(cd compiler-rt && sudo ninja install)
echo "Not installing. Execute:"
echo " (cd clang-src/build && ninja install)"
echo " (cd clang-src/compiler-rt && ninja install)"
echo "to install into ${INSTALL_PREFIX}"

It might take a couple of hours to compile and finish the installation into /usr/local/bin/clang-devel. Make sure it is in your path if you want to use it right away:

t='export PATH=/usr/local/clang-devel/bin:$PATH'
eval "$t"
echo "$t" >> ~/.bash_profile

Fuzzing example

Now, let’s come up with a short yet working example of a broken program to test our newly compiled fuzzing instrumentation on:

#include <string.h>
int LLVMFuzzerTestOneInput(const uint8_t *Data, size_t Size) {
/* Whatever broken logic you want to execute on Data... */
return Data && strlen((const char *)Data) == Size;

Compile and run that straight to the crash:

/usr/local/clang-devel/bin/clang -o fuzz fuzz.c \

Where undefined and address are forms of sanitizing instrumentation (to figure out if something is wrong exactly when it happens, not when it crashes). And fuzzer is the main guest here, the fuzzer instrumentation itself. You can remove either or both undefined and address sanitizers, or even replace them with memory (which is normally not compatible with address sanitizer anyway).

The resulting crash is going to look somewhat like this:

Outstanding problems

Although this recipe appears to be working, I consider it a rather nasty solution anyway:

  1. The clang-6.0 binary works fine with -fsanitize=fuzzer, whereas both clang and clang++, despite being symlinks, don’t support this option. They just fail as if this option is ignored. I couldn’t figure out, why yet. The full path works for /usr/local/clang-devel/bin/clang, but not for …clang++.
  2. A useful memory sanitizer (-fsanitize=memory) doesn’t work with this recipe.
  3. I failed to beat the compiler-rt library to compile the normal way, when it is expected to reside in the clang-src/llvm/projects directory.
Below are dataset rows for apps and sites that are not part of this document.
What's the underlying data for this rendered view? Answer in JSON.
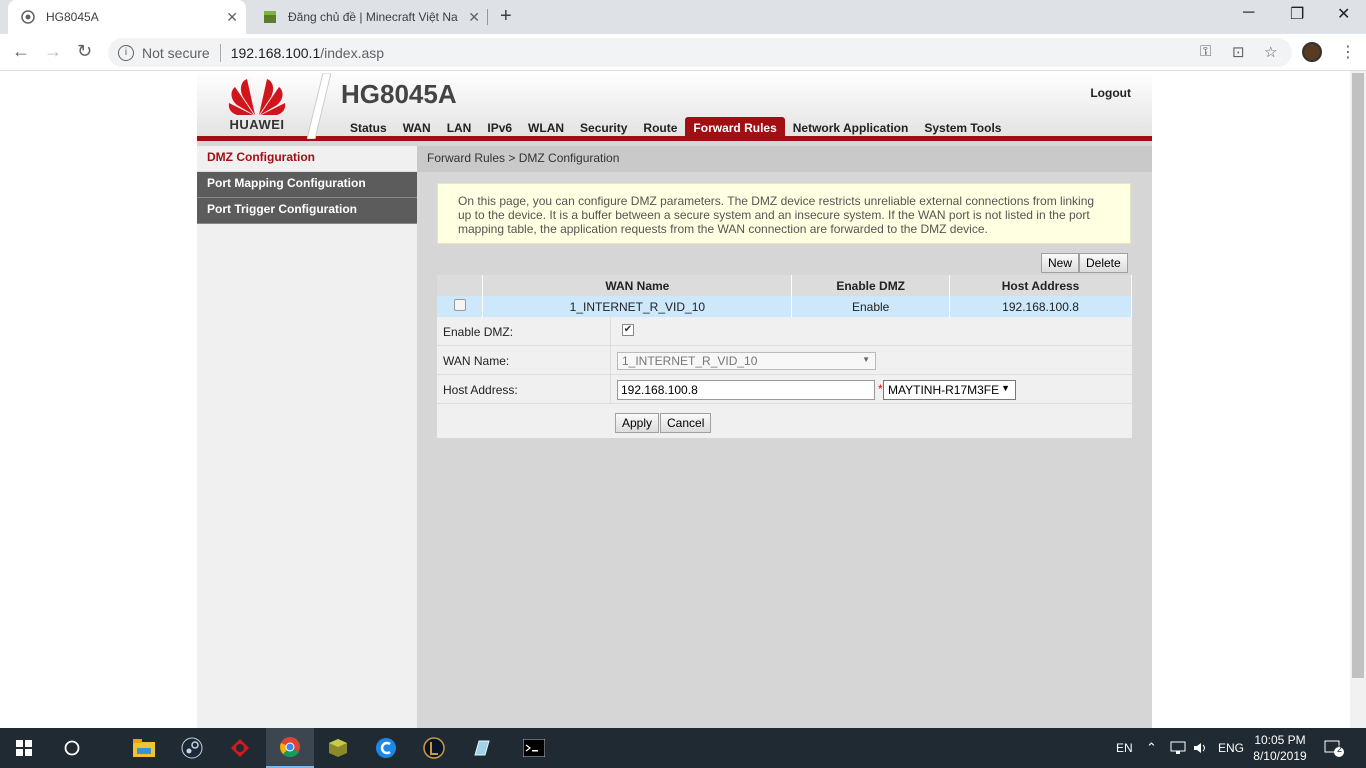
{
  "browser": {
    "tabs": [
      {
        "title": "HG8045A",
        "active": true
      },
      {
        "title": "Đăng chủ đề | Minecraft Việt Nam",
        "active": false
      }
    ],
    "address": {
      "security": "Not secure",
      "host": "192.168.100.1",
      "path": "/index.asp"
    }
  },
  "router": {
    "brand": "HUAWEI",
    "product": "HG8045A",
    "logout": "Logout",
    "menu": [
      "Status",
      "WAN",
      "LAN",
      "IPv6",
      "WLAN",
      "Security",
      "Route",
      "Forward Rules",
      "Network Application",
      "System Tools"
    ],
    "active_menu": "Forward Rules",
    "sidebar": [
      {
        "label": "DMZ Configuration",
        "active": true
      },
      {
        "label": "Port Mapping Configuration",
        "active": false
      },
      {
        "label": "Port Trigger Configuration",
        "active": false
      }
    ],
    "breadcrumb": "Forward Rules > DMZ Configuration",
    "notice": "On this page, you can configure DMZ parameters. The DMZ device restricts unreliable external connections from linking up to the device. It is a buffer between a secure system and an insecure system. If the WAN port is not listed in the port mapping table, the application requests from the WAN connection are forwarded to the DMZ device.",
    "buttons": {
      "new": "New",
      "delete": "Delete",
      "apply": "Apply",
      "cancel": "Cancel"
    },
    "table": {
      "headers": [
        "",
        "WAN Name",
        "Enable DMZ",
        "Host Address"
      ],
      "rows": [
        {
          "wan_name": "1_INTERNET_R_VID_10",
          "enable_dmz": "Enable",
          "host_address": "192.168.100.8",
          "selected": false
        }
      ]
    },
    "form": {
      "enable_dmz_label": "Enable DMZ:",
      "enable_dmz_checked": true,
      "wan_name_label": "WAN Name:",
      "wan_name_value": "1_INTERNET_R_VID_10",
      "host_address_label": "Host Address:",
      "host_address_value": "192.168.100.8",
      "required_mark": "*",
      "host_select_value": "MAYTINH-R17M3FE"
    }
  },
  "taskbar": {
    "lang_short": "EN",
    "lang": "ENG",
    "time": "10:05 PM",
    "date": "8/10/2019",
    "notifications": "2"
  }
}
So I had to move it out and compile stand-alone.

Tell me if you have a shorter way to build it, or you can help with the most disappointing first item.